Back when I was a teen dream, I would spend countless hours screwing around on the great DOS wrestling simulator TNM7, and I noticed over time that it was pretty difficult to get Bret Hart to have less than a three-star match on there. So eventually I ran a dummy fed where I could just mess about without booking cards or losing myself in the fantasy world I was creating in my brain, and I did a "card" with about 20 Bret Hart matches against wrestlers of varying degrees of low workrate points. Bret got three stars out of everyone but Andre the Giant, and even that was **½, I think. This match reminded me of that -- not because I think Barbarian sucks, as he does not, but this is sort of seeing what Bret can do with this guy. And he gets a good match out of Barbarian, who was awesome and all, but basically never had memorable matches, if only because he wasn't in that position ever. So 1991 Bret was getting good stuff out of Barbarian. It's easy to understand how he finally got his big singles push just a couple of months later, beating Mr. Perfect at SummerSlam.
Taz vs Buh Buh Ray Dudley (ECW Hardcore Heaven 1999)
Back in The Day, I got to see this one live because my friend's mom was stealing DirecTV, so we were just watching every damn PPV in 1999, which was good fun. This was a show I was excited for in large part for the Taz vs Chris Candido match, but in typical ECW! ECW! style, they THREW THE FORMAT OUT THE WINDOW, which was very extreme, and Taz beat Candido in, like, a minute or whatever, which opened the show, then the Dudleys did some mess, and long story short, the ECW title match was changed to Taz vs Buh Buh Ray Dudley. Now, I was pretty steamed about this at the time, and I didn't quite appreciate how good this match was, but years later I thought, "I bet I'd like that match, now that I think about what it was," and indeed I do.
This is a quality ECW brawl, all bloody and chaotic, plus Taz was in his super enjoyable phase as the little angry sawed-off monster, ruling ECW with an iron fist and a variety of suplexes, tossing fatso Buh Buh around like he was poor lil' Mikey Whipreck or the like.
Kane vs Test (WWF No Mercy 2001)
Here's one for all you lovers out there who enjoy a good hoss-on-hoss slam fest. This quality in this one was a surprise 13 years ago, and it more than holds up, as the crowd is abnormally hot for a Kane-Test match, since it's on early in the card, the audience was still usually pretty strong around this time even with the invasion angle flopping around like a dying fish, and however it happened, for whatever reason it happened, Kane and Test must have looked at each other backstage and said, "Alright, let's go balls to the wall." This is an unusual amount of effort toward making a good, crisply-paced match, considering half the match is Test and the other half is Kane.
If you're maybe thinking, "Aw, this match can't be all that," well, I've probably oversold it just by putting it here, or maybe not oversold it, but at least sent your expectations too high. I stand by this being a rock n' roll collision of big buys BRANGIN' IT, but maybe if you expect it to be good, it's not as good? You tell me. This has a strong argument for title of Test's best match, in my opinion.

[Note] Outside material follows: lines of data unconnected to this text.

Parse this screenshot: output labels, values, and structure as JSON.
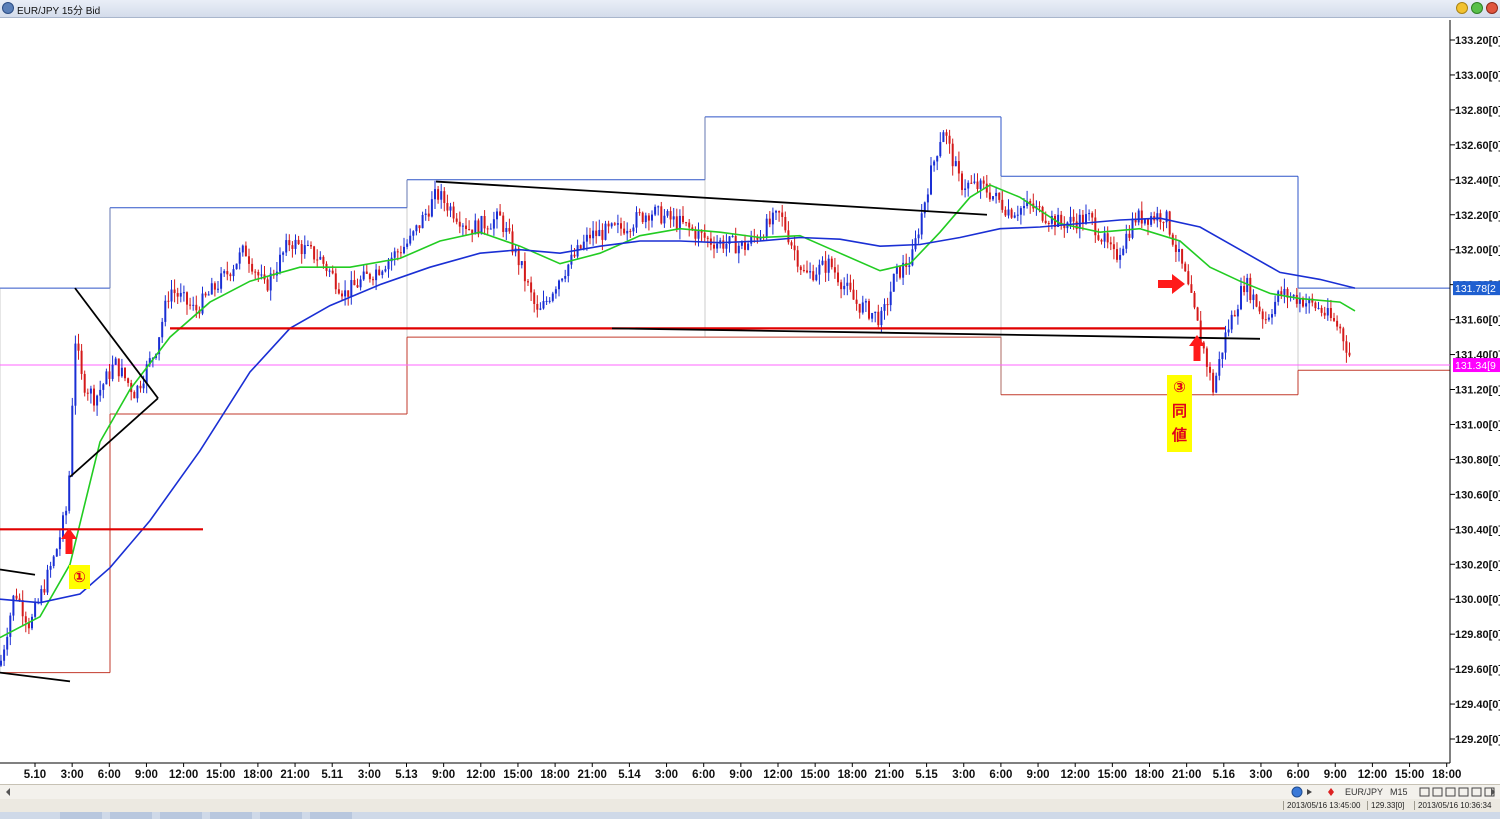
{
  "window": {
    "title": "EUR/JPY 15分 Bid"
  },
  "chart_data": {
    "type": "candlestick",
    "symbol": "EUR/JPY",
    "timeframe": "15分",
    "price_type": "Bid",
    "ylim": [
      129.1,
      133.3
    ],
    "y_ticks": [
      "133.20[0]",
      "133.00[0]",
      "132.80[0]",
      "132.60[0]",
      "132.40[0]",
      "132.20[0]",
      "132.00[0]",
      "131.80[0]",
      "131.60[0]",
      "131.40[0]",
      "131.20[0]",
      "131.00[0]",
      "130.80[0]",
      "130.60[0]",
      "130.40[0]",
      "130.20[0]",
      "130.00[0]",
      "129.80[0]",
      "129.60[0]",
      "129.40[0]",
      "129.20[0]"
    ],
    "y_tick_values": [
      133.2,
      133.0,
      132.8,
      132.6,
      132.4,
      132.2,
      132.0,
      131.8,
      131.6,
      131.4,
      131.2,
      131.0,
      130.8,
      130.6,
      130.4,
      130.2,
      130.0,
      129.8,
      129.6,
      129.4,
      129.2
    ],
    "x_ticks": [
      "5.10",
      "3:00",
      "6:00",
      "9:00",
      "12:00",
      "15:00",
      "18:00",
      "21:00",
      "5.11",
      "3:00",
      "5.13",
      "9:00",
      "12:00",
      "15:00",
      "18:00",
      "21:00",
      "5.14",
      "3:00",
      "6:00",
      "9:00",
      "12:00",
      "15:00",
      "18:00",
      "21:00",
      "5.15",
      "3:00",
      "6:00",
      "9:00",
      "12:00",
      "15:00",
      "18:00",
      "21:00",
      "5.16",
      "3:00",
      "6:00",
      "9:00",
      "12:00",
      "15:00",
      "18:00"
    ],
    "price_labels": [
      {
        "text": "131.78[2",
        "value": 131.78,
        "color": "#1f5fd0"
      },
      {
        "text": "131.34[9",
        "value": 131.34,
        "color": "#ff00ff"
      }
    ],
    "close_path": [
      [
        0,
        129.62
      ],
      [
        15,
        130.05
      ],
      [
        30,
        129.85
      ],
      [
        55,
        130.25
      ],
      [
        68,
        130.55
      ],
      [
        75,
        131.5
      ],
      [
        82,
        131.25
      ],
      [
        95,
        131.15
      ],
      [
        115,
        131.35
      ],
      [
        135,
        131.18
      ],
      [
        155,
        131.42
      ],
      [
        170,
        131.78
      ],
      [
        195,
        131.65
      ],
      [
        225,
        131.85
      ],
      [
        245,
        132.0
      ],
      [
        265,
        131.78
      ],
      [
        290,
        132.05
      ],
      [
        320,
        131.95
      ],
      [
        345,
        131.75
      ],
      [
        380,
        131.9
      ],
      [
        410,
        132.05
      ],
      [
        437,
        132.32
      ],
      [
        470,
        132.12
      ],
      [
        500,
        132.18
      ],
      [
        520,
        131.92
      ],
      [
        538,
        131.62
      ],
      [
        560,
        131.85
      ],
      [
        590,
        132.08
      ],
      [
        620,
        132.12
      ],
      [
        650,
        132.22
      ],
      [
        680,
        132.15
      ],
      [
        710,
        132.05
      ],
      [
        745,
        132.02
      ],
      [
        780,
        132.2
      ],
      [
        805,
        131.85
      ],
      [
        830,
        131.92
      ],
      [
        855,
        131.7
      ],
      [
        882,
        131.6
      ],
      [
        895,
        131.85
      ],
      [
        912,
        131.95
      ],
      [
        930,
        132.42
      ],
      [
        943,
        132.7
      ],
      [
        960,
        132.38
      ],
      [
        985,
        132.35
      ],
      [
        1010,
        132.22
      ],
      [
        1030,
        132.25
      ],
      [
        1060,
        132.15
      ],
      [
        1090,
        132.18
      ],
      [
        1115,
        131.95
      ],
      [
        1135,
        132.18
      ],
      [
        1165,
        132.2
      ],
      [
        1185,
        131.85
      ],
      [
        1205,
        131.4
      ],
      [
        1213,
        131.2
      ],
      [
        1225,
        131.5
      ],
      [
        1245,
        131.82
      ],
      [
        1265,
        131.6
      ],
      [
        1280,
        131.75
      ],
      [
        1300,
        131.72
      ],
      [
        1320,
        131.66
      ],
      [
        1340,
        131.55
      ],
      [
        1352,
        131.36
      ]
    ],
    "series": [
      {
        "name": "",
        "color": "#22cc22",
        "points": [
          [
            0,
            129.78
          ],
          [
            40,
            129.9
          ],
          [
            70,
            130.2
          ],
          [
            100,
            130.9
          ],
          [
            130,
            131.2
          ],
          [
            170,
            131.5
          ],
          [
            210,
            131.7
          ],
          [
            250,
            131.82
          ],
          [
            300,
            131.9
          ],
          [
            350,
            131.9
          ],
          [
            400,
            131.95
          ],
          [
            440,
            132.05
          ],
          [
            480,
            132.1
          ],
          [
            520,
            132.02
          ],
          [
            560,
            131.92
          ],
          [
            600,
            131.98
          ],
          [
            640,
            132.08
          ],
          [
            680,
            132.12
          ],
          [
            720,
            132.1
          ],
          [
            760,
            132.07
          ],
          [
            800,
            132.08
          ],
          [
            840,
            131.98
          ],
          [
            880,
            131.88
          ],
          [
            910,
            131.92
          ],
          [
            940,
            132.1
          ],
          [
            970,
            132.3
          ],
          [
            990,
            132.37
          ],
          [
            1020,
            132.3
          ],
          [
            1060,
            132.15
          ],
          [
            1100,
            132.1
          ],
          [
            1140,
            132.12
          ],
          [
            1180,
            132.05
          ],
          [
            1210,
            131.9
          ],
          [
            1240,
            131.82
          ],
          [
            1270,
            131.75
          ],
          [
            1300,
            131.72
          ],
          [
            1340,
            131.7
          ],
          [
            1355,
            131.65
          ]
        ]
      },
      {
        "name": "",
        "color": "#1a2fd4",
        "points": [
          [
            0,
            130.0
          ],
          [
            40,
            129.98
          ],
          [
            80,
            130.03
          ],
          [
            110,
            130.18
          ],
          [
            150,
            130.45
          ],
          [
            200,
            130.85
          ],
          [
            250,
            131.3
          ],
          [
            290,
            131.55
          ],
          [
            330,
            131.68
          ],
          [
            380,
            131.8
          ],
          [
            430,
            131.9
          ],
          [
            480,
            131.98
          ],
          [
            520,
            132.0
          ],
          [
            560,
            131.98
          ],
          [
            600,
            132.02
          ],
          [
            640,
            132.05
          ],
          [
            680,
            132.05
          ],
          [
            720,
            132.04
          ],
          [
            760,
            132.05
          ],
          [
            800,
            132.07
          ],
          [
            840,
            132.06
          ],
          [
            880,
            132.02
          ],
          [
            920,
            132.03
          ],
          [
            960,
            132.07
          ],
          [
            1000,
            132.12
          ],
          [
            1040,
            132.13
          ],
          [
            1080,
            132.15
          ],
          [
            1120,
            132.17
          ],
          [
            1160,
            132.18
          ],
          [
            1200,
            132.13
          ],
          [
            1240,
            132.0
          ],
          [
            1280,
            131.87
          ],
          [
            1320,
            131.83
          ],
          [
            1355,
            131.78
          ]
        ]
      }
    ],
    "boxes": [
      {
        "x1": 0,
        "x2": 110,
        "hi": 131.78,
        "lo": 129.58
      },
      {
        "x1": 110,
        "x2": 407,
        "hi": 132.24,
        "lo": 131.06
      },
      {
        "x1": 407,
        "x2": 705,
        "hi": 132.4,
        "lo": 131.5
      },
      {
        "x1": 705,
        "x2": 1001,
        "hi": 132.76,
        "lo": 131.5
      },
      {
        "x1": 1001,
        "x2": 1298,
        "hi": 132.42,
        "lo": 131.17
      },
      {
        "x1": 1298,
        "x2": 1450,
        "hi": 131.78,
        "lo": 131.31
      }
    ],
    "horizontal_lines": [
      {
        "value": 131.34,
        "color": "#ff66ff",
        "x1": 0,
        "x2": 1450
      }
    ],
    "red_lines": [
      {
        "x1": 0,
        "y1": 130.4,
        "x2": 203,
        "y2": 130.4
      },
      {
        "x1": 170,
        "y1": 131.55,
        "x2": 1225,
        "y2": 131.55
      }
    ],
    "black_lines": [
      {
        "x1": 436,
        "y1": 132.39,
        "x2": 987,
        "y2": 132.2
      },
      {
        "x1": 612,
        "y1": 131.55,
        "x2": 1260,
        "y2": 131.49
      },
      {
        "x1": 75,
        "y1": 131.78,
        "x2": 158,
        "y2": 131.15
      },
      {
        "x1": 70,
        "y1": 130.7,
        "x2": 158,
        "y2": 131.15
      },
      {
        "x1": 0,
        "y1": 129.58,
        "x2": 70,
        "y2": 129.53
      },
      {
        "x1": 0,
        "y1": 130.17,
        "x2": 35,
        "y2": 130.14
      }
    ],
    "annotations": [
      {
        "label": "①"
      },
      {
        "label": "③"
      },
      {
        "label": "同"
      },
      {
        "label": "値"
      }
    ]
  },
  "statusbar": {
    "symbol": "EUR/JPY",
    "timeframe": "M15",
    "cell1": "2013/05/16 13:45:00",
    "cell2": "129.33[0]",
    "cell3": "2013/05/16 10:36:34"
  }
}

Watch and enjoy! Tell me what you think of these sweet, sweet gems, friends and readers.